We all know the Mighty Thor: Prince of Asgard, son of Odin the All-Father, and God of Thunder. He has long been one of the few worthy to wield the mystic hammer Mjolnir... until, one day, he is not. Soon, a new Thor emerges, a woman who commands the thunder and the hammer in ways all her own. She is none other than Jane Foster, who shares a long history with the Odinson, and as she learns to be her own version of the Mighty Thor, the Odinson can only watch and wonder why he is no longer worthy.

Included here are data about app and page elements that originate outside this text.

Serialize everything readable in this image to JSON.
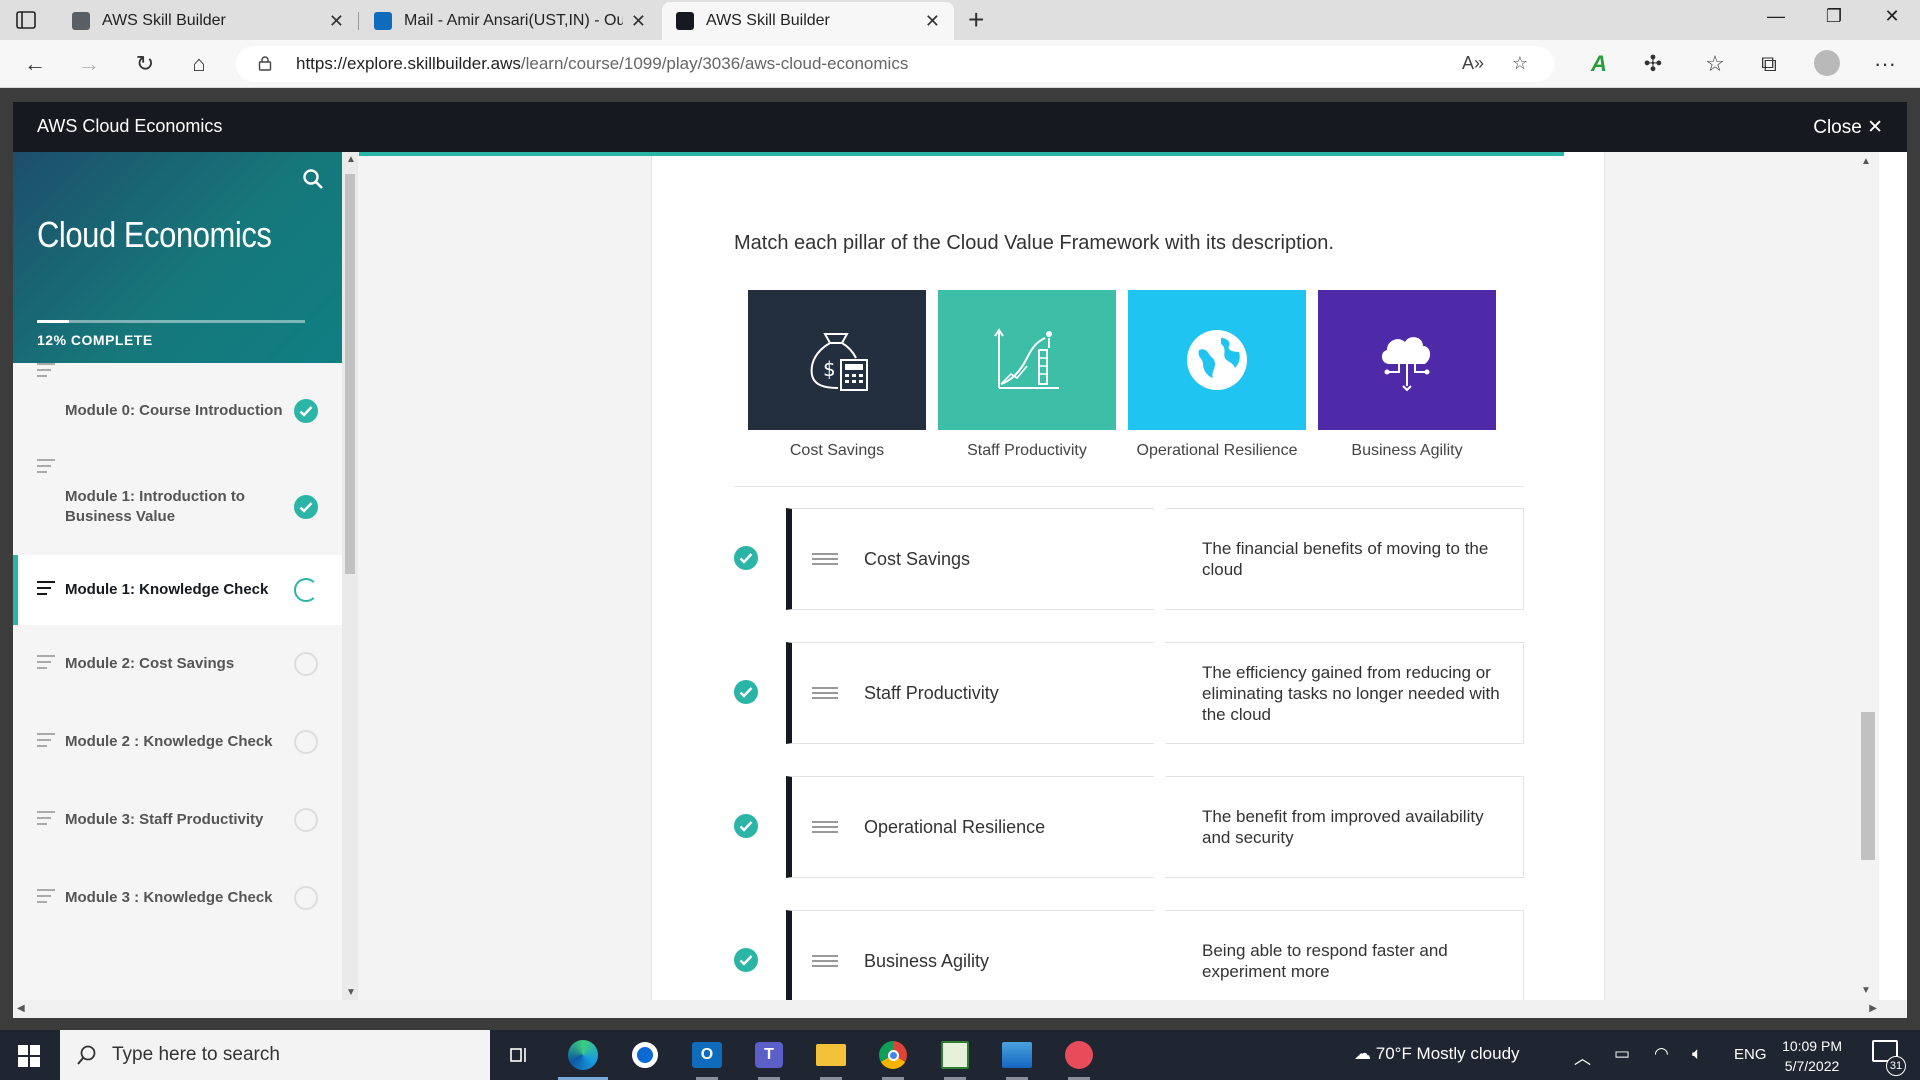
{
  "browser": {
    "tabs": [
      {
        "title": "AWS Skill Builder",
        "active": false
      },
      {
        "title": "Mail - Amir Ansari(UST,IN) - Outl",
        "active": false
      },
      {
        "title": "AWS Skill Builder",
        "active": true
      }
    ],
    "url_host": "https://explore.skillbuilder.aws",
    "url_path": "/learn/course/1099/play/3036/aws-cloud-economics"
  },
  "app": {
    "title": "AWS Cloud Economics",
    "close_label": "Close"
  },
  "sidebar": {
    "course_title": "Cloud Economics",
    "progress_label": "12% COMPLETE",
    "progress_fraction": 0.12,
    "modules": [
      {
        "label": "Module 0: Course Introduction",
        "status": "complete"
      },
      {
        "label": "Module 1: Introduction to Business Value",
        "status": "complete"
      },
      {
        "label": "Module 1: Knowledge Check",
        "status": "in-progress"
      },
      {
        "label": "Module 2: Cost Savings",
        "status": "not-started"
      },
      {
        "label": "Module 2 : Knowledge Check",
        "status": "not-started"
      },
      {
        "label": "Module 3: Staff Productivity",
        "status": "not-started"
      },
      {
        "label": "Module 3 : Knowledge Check",
        "status": "not-started"
      }
    ]
  },
  "lesson": {
    "question": "Match each pillar of the Cloud Value Framework with its description.",
    "pillars": [
      {
        "caption": "Cost Savings",
        "icon": "money-bag-calculator-icon",
        "color": "#232f3e"
      },
      {
        "caption": "Staff Productivity",
        "icon": "growth-chart-icon",
        "color": "#3dbfa7"
      },
      {
        "caption": "Operational Resilience",
        "icon": "globe-icon",
        "color": "#1fc4f0"
      },
      {
        "caption": "Business Agility",
        "icon": "cloud-network-icon",
        "color": "#4f2aa8"
      }
    ],
    "matches": [
      {
        "item": "Cost Savings",
        "description": "The financial benefits of moving to the cloud"
      },
      {
        "item": "Staff Productivity",
        "description": "The efficiency gained from reducing or eliminating tasks no longer needed with the cloud"
      },
      {
        "item": "Operational Resilience",
        "description": "The benefit from improved availability and security"
      },
      {
        "item": "Business Agility",
        "description": "Being able to respond faster and experiment more"
      }
    ]
  },
  "taskbar": {
    "search_placeholder": "Type here to search",
    "weather": "70°F  Mostly cloudy",
    "language": "ENG",
    "time": "10:09 PM",
    "date": "5/7/2022",
    "notification_count": "31"
  },
  "colors": {
    "accent": "#2bb5a6",
    "header": "#16191f"
  }
}
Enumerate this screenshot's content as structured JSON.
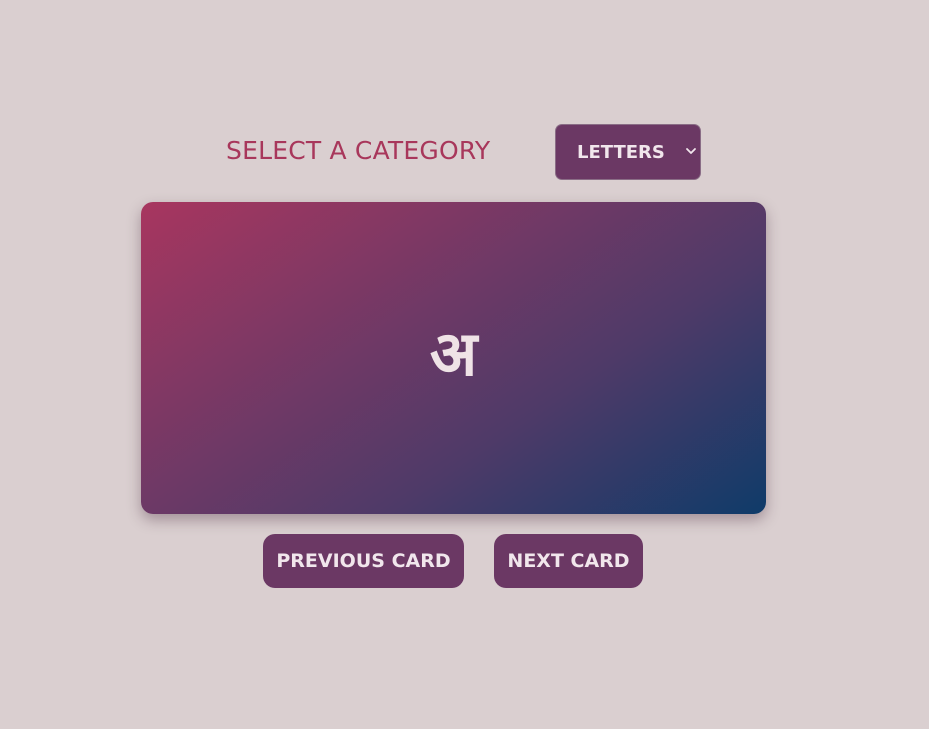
{
  "category": {
    "label": "SELECT A CATEGORY",
    "selected": "LETTERS"
  },
  "card": {
    "content": "अ"
  },
  "controls": {
    "previous_label": "PREVIOUS CARD",
    "next_label": "NEXT CARD"
  },
  "colors": {
    "background": "#dacfd0",
    "accent_text": "#a8375b",
    "button": "#6b3864",
    "card_gradient_start": "#a8365f",
    "card_gradient_end": "#0f3b69"
  }
}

This is not just the story of two Thors. This is a tale of worthiness: what it means, how it can be lost, and how one can reclaim it. This is the journey of a god-prince, born and raised to be a hero who wields the ultimate weapon, who suddenly finds himself struggling to relearn who he is and what it means to be a god. This is also the adventure of a nurse who once loved that same god, who one day was summoned by a familiar hammer to become a god. At the same time, she battles the scourge of cancer as Jane Foster, and before long the two struggles become irreconcilable, forcing her to choose between godhood and her humanity.
This book introduces you to the world of Thor and leads you through the legendary saga of Jane and the Odinson, written by Jason Aaron and drawn by Esad Ribic, Russell Dauterman, and many others. Along the way, White draws on Western and Eastern thought, ethics and existentialism, as he explores the philosophy of self-worth and worthiness, as well as questioning the nature of gods in the Marvel Universe.
Written in his characteristic light style, A Philosopher Reads Marvel Comics' Thor is the perfect mix of superheroes and philosophy, accessible to new fans as well as experienced Asgardian travellers.
Mark D. White is a professor of philosophy at the College of Staten Island/CUNY, and is the author of A Philosopher Reads Marvel Comics' Civil War, The Virtues of Captain America, and Batman and Ethics.